Task directions => Below are some records; copy each line in them that contains "icon".

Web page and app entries
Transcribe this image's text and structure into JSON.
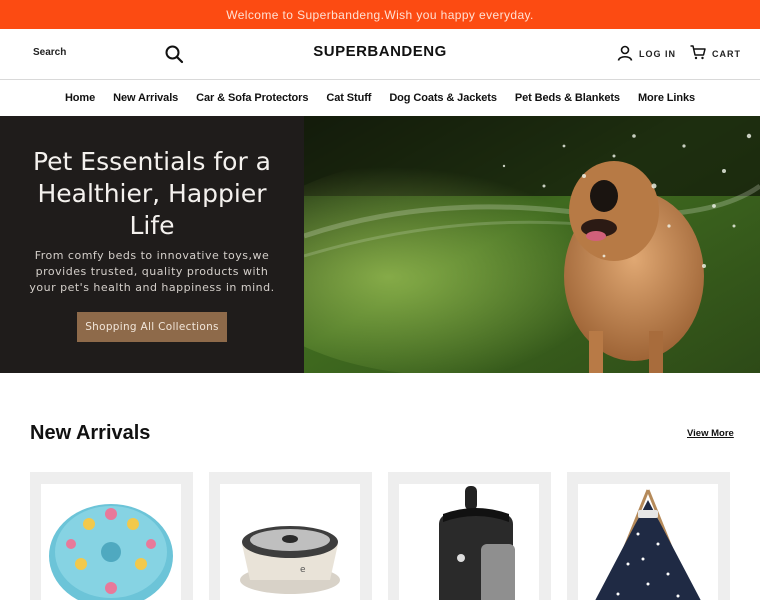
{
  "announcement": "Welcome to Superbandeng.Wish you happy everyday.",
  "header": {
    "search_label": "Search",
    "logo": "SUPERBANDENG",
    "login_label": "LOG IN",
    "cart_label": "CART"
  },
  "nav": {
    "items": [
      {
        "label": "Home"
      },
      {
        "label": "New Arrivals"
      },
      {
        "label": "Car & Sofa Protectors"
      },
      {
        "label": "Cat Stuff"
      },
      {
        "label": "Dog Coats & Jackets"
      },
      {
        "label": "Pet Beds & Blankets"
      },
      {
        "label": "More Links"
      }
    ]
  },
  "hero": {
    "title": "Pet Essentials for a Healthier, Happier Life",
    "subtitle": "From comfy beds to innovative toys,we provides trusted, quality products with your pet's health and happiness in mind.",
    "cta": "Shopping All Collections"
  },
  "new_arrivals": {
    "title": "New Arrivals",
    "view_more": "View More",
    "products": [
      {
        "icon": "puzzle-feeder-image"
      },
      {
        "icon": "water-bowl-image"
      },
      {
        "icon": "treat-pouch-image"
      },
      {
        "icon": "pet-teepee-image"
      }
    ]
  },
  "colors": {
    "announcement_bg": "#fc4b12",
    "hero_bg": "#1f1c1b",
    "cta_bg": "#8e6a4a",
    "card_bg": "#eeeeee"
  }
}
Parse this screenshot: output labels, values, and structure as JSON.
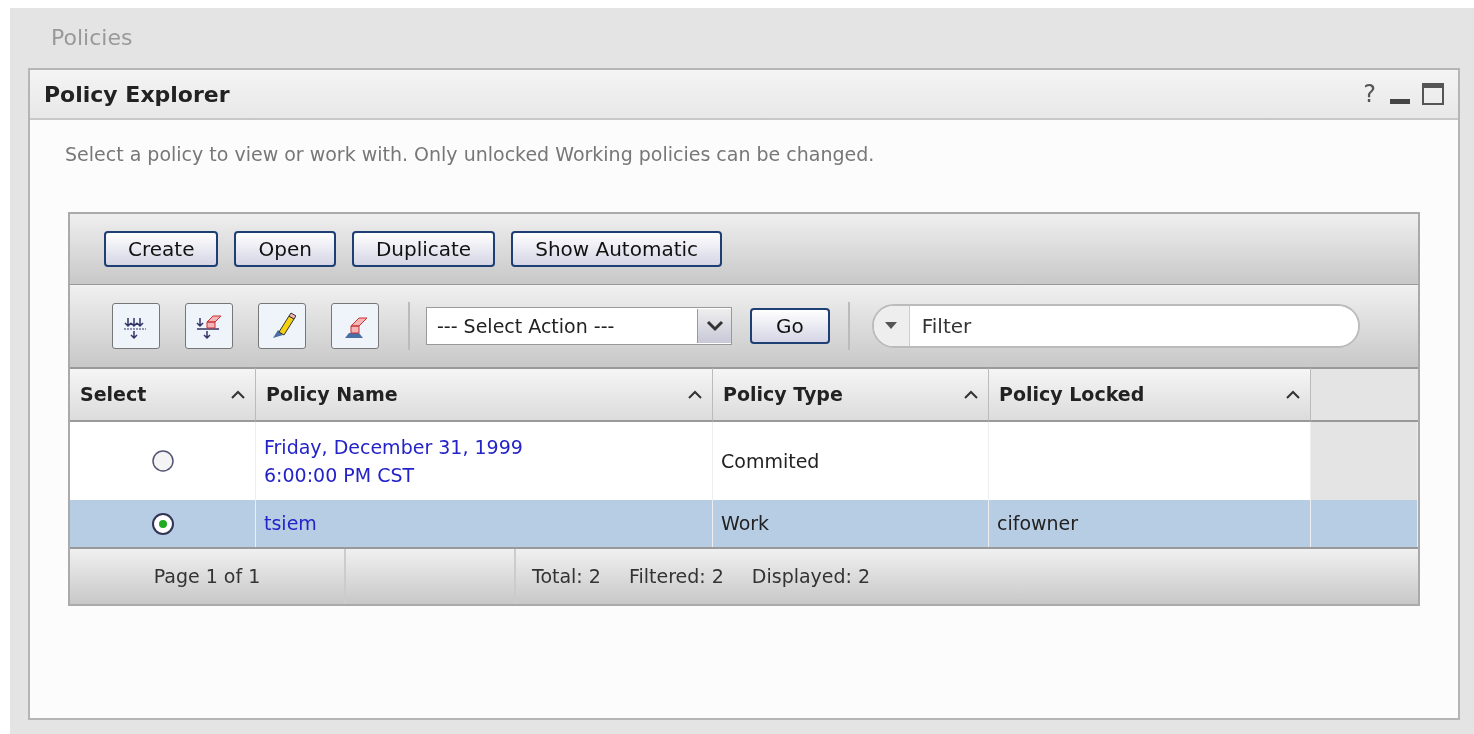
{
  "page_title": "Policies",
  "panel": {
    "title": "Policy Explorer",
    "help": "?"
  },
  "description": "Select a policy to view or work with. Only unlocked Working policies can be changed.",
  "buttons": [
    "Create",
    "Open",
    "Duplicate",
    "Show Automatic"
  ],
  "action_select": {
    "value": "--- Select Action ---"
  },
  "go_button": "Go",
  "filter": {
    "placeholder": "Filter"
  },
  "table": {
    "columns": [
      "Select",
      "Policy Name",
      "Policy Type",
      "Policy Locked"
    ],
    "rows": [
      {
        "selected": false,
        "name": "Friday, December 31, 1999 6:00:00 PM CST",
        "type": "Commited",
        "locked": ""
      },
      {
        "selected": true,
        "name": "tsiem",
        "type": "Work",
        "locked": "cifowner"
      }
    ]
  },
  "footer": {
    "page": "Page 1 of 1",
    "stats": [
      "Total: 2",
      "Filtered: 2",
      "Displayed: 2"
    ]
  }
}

Solution to this task =>
        "icon": "puzzle-feeder-image"
        "icon": "water-bowl-image"
        "icon": "treat-pouch-image"
        "icon": "pet-teepee-image"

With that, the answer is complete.